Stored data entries
####################

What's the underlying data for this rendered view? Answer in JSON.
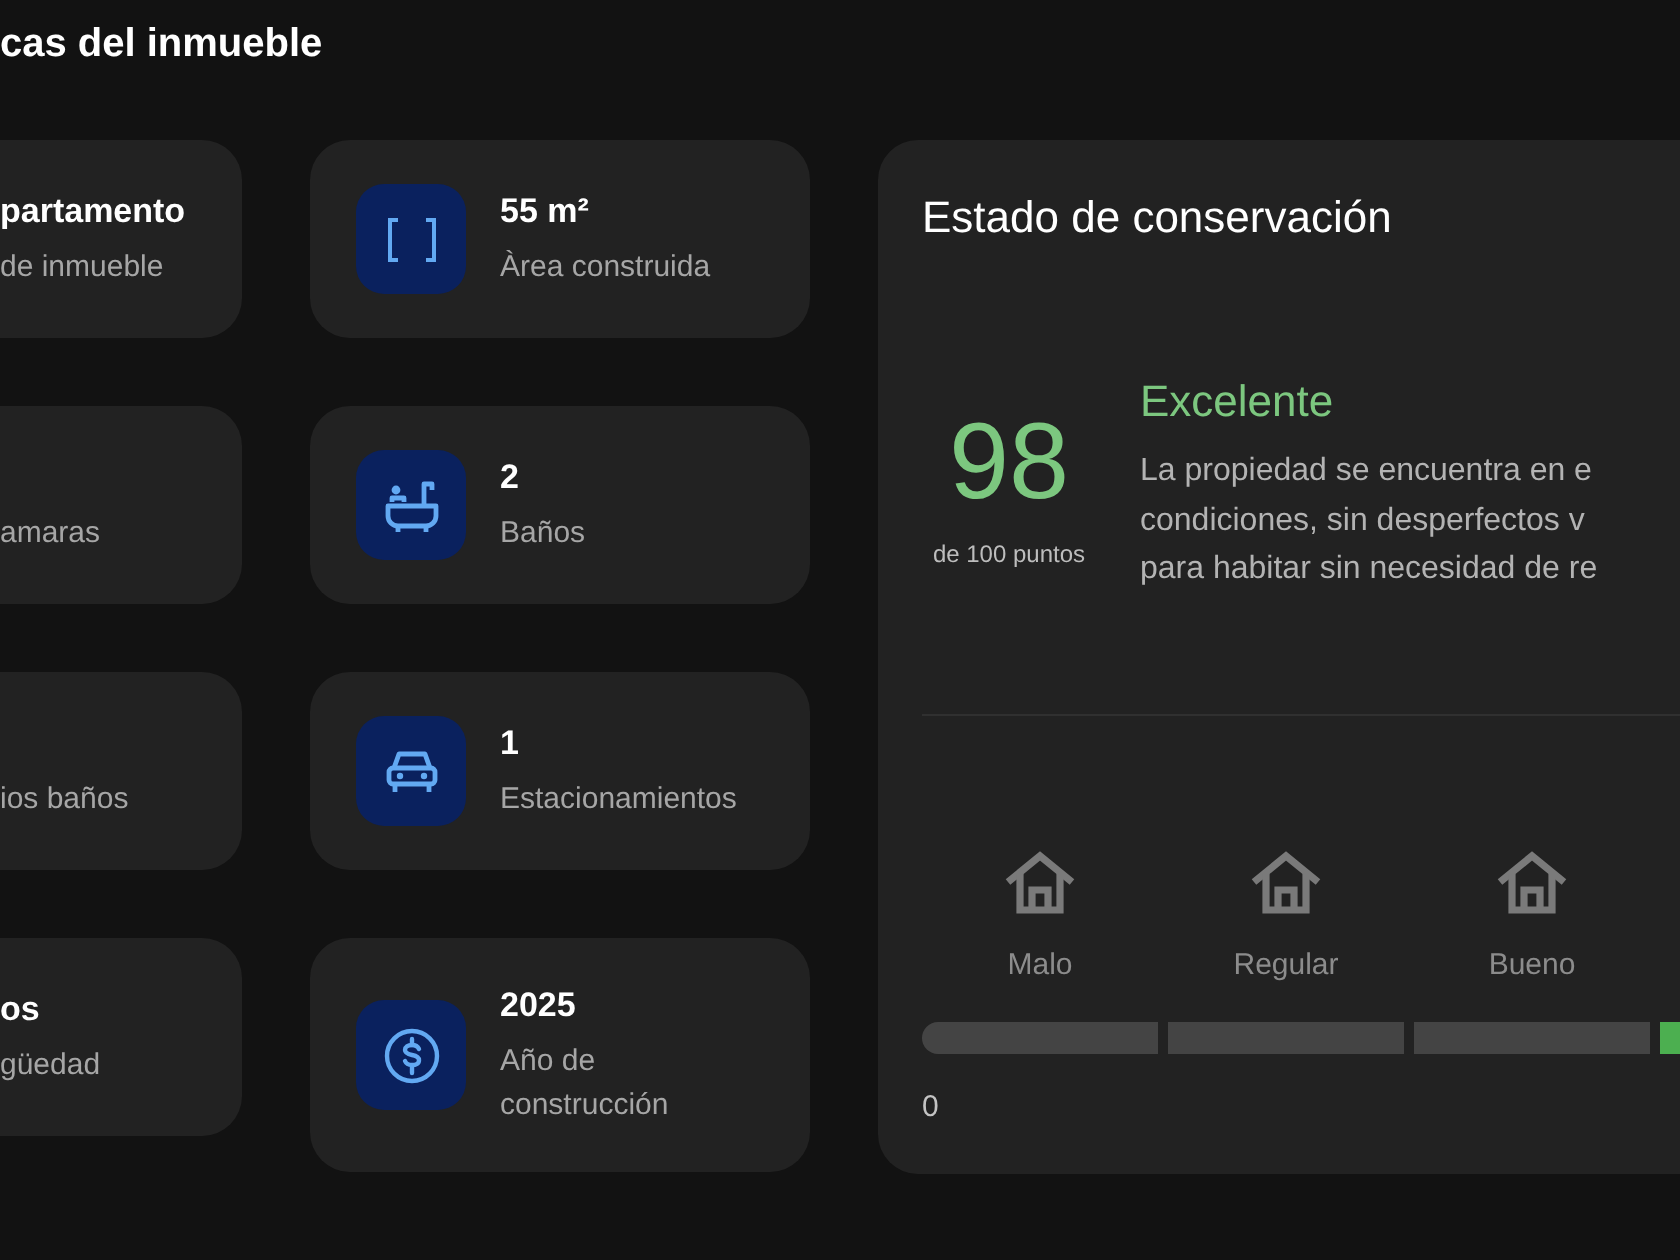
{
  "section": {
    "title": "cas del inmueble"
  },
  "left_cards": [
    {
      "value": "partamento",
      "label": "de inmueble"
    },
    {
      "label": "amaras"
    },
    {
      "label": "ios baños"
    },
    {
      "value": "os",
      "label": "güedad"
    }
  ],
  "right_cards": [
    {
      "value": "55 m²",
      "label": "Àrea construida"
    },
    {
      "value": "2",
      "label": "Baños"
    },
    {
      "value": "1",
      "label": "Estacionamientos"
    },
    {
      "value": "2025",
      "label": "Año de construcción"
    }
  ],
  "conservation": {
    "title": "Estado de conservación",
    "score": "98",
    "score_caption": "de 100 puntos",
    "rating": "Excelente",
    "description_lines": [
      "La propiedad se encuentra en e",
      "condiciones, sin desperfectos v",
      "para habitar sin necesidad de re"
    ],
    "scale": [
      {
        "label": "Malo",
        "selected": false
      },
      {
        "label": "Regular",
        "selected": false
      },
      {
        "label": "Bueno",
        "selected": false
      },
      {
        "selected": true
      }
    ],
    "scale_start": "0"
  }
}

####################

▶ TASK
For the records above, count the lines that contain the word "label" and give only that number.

▶ TASK SOLUTION
11